__DESCRIPTION OF THE TASK__:
Wherever the string "оферты" turns up in the data, copy the whole line.
_ _ _ _
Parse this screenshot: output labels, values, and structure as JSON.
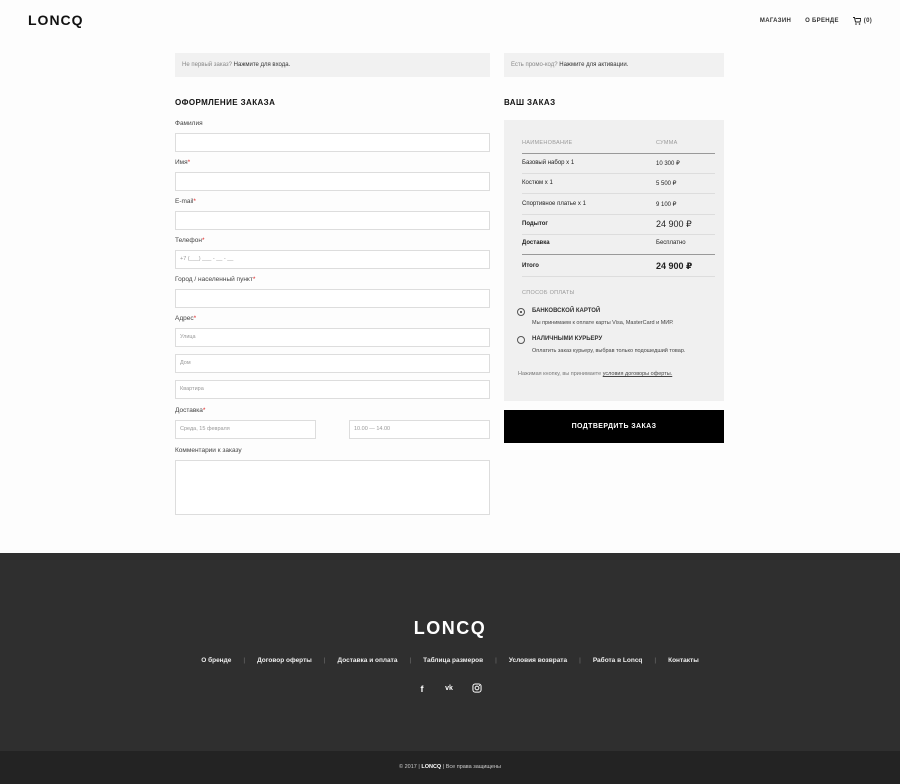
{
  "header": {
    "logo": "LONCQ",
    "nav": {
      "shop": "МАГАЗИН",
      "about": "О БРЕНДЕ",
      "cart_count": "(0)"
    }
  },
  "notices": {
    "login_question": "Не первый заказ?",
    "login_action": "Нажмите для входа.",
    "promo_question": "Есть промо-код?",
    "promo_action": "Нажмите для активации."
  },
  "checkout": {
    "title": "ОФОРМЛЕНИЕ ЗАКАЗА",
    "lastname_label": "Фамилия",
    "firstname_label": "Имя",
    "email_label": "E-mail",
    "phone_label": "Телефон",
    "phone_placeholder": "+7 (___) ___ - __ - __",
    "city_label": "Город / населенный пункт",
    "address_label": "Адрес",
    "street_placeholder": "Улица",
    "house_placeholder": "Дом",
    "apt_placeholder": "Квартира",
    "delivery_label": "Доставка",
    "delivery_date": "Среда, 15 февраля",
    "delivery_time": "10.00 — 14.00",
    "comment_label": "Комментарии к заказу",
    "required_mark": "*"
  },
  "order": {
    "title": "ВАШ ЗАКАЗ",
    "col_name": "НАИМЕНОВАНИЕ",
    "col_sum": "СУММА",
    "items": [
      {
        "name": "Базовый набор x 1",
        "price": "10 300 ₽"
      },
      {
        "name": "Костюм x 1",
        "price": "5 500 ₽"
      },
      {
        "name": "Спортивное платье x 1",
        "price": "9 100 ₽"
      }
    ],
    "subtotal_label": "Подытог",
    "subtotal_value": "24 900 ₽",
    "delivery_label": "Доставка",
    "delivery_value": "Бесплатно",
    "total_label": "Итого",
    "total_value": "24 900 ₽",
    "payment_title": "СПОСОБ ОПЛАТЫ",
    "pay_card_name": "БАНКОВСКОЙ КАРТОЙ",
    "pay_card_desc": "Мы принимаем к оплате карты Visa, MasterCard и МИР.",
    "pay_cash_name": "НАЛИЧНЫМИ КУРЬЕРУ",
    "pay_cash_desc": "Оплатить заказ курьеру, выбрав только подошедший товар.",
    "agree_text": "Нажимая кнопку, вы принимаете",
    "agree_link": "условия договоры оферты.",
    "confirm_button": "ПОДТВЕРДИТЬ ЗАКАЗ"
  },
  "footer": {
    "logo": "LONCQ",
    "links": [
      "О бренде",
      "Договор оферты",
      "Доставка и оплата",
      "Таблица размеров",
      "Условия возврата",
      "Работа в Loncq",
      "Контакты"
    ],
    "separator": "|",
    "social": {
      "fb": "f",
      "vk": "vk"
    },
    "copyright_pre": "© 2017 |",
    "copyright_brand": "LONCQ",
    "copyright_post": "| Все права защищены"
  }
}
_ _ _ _
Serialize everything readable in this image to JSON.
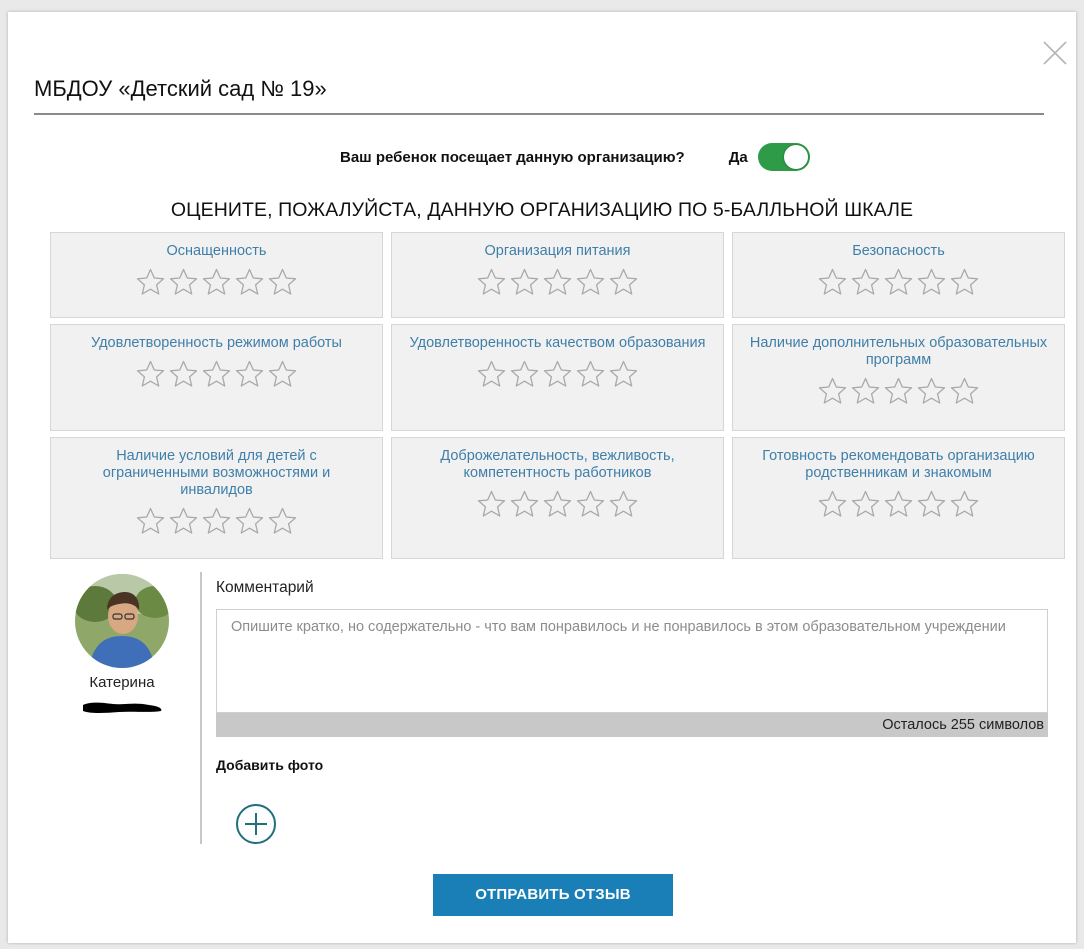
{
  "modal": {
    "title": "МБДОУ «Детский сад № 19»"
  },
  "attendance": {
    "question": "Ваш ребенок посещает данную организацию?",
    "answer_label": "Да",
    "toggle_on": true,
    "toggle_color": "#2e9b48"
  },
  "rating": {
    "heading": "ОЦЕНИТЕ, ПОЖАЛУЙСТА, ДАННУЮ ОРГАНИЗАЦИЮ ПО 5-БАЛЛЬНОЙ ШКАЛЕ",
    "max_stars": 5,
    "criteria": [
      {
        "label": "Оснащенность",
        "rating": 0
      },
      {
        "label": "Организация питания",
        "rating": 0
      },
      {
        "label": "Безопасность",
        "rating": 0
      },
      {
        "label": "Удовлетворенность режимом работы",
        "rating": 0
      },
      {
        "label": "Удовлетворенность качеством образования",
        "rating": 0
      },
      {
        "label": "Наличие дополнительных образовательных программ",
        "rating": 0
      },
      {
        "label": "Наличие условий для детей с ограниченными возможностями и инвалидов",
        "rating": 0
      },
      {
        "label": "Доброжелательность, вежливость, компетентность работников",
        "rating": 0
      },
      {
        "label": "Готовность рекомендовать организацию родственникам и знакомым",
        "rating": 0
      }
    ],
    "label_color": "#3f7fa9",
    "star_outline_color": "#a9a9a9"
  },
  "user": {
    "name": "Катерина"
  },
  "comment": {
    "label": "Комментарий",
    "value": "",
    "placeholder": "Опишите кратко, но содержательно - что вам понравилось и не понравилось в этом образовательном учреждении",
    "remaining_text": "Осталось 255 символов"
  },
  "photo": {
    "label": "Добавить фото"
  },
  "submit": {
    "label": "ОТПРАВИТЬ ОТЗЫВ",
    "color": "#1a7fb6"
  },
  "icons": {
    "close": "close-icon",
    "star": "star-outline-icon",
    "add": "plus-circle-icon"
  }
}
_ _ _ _
__FINISHED TASK__:
    "agree_link": "условия договоры оферты.",
      "Договор оферты",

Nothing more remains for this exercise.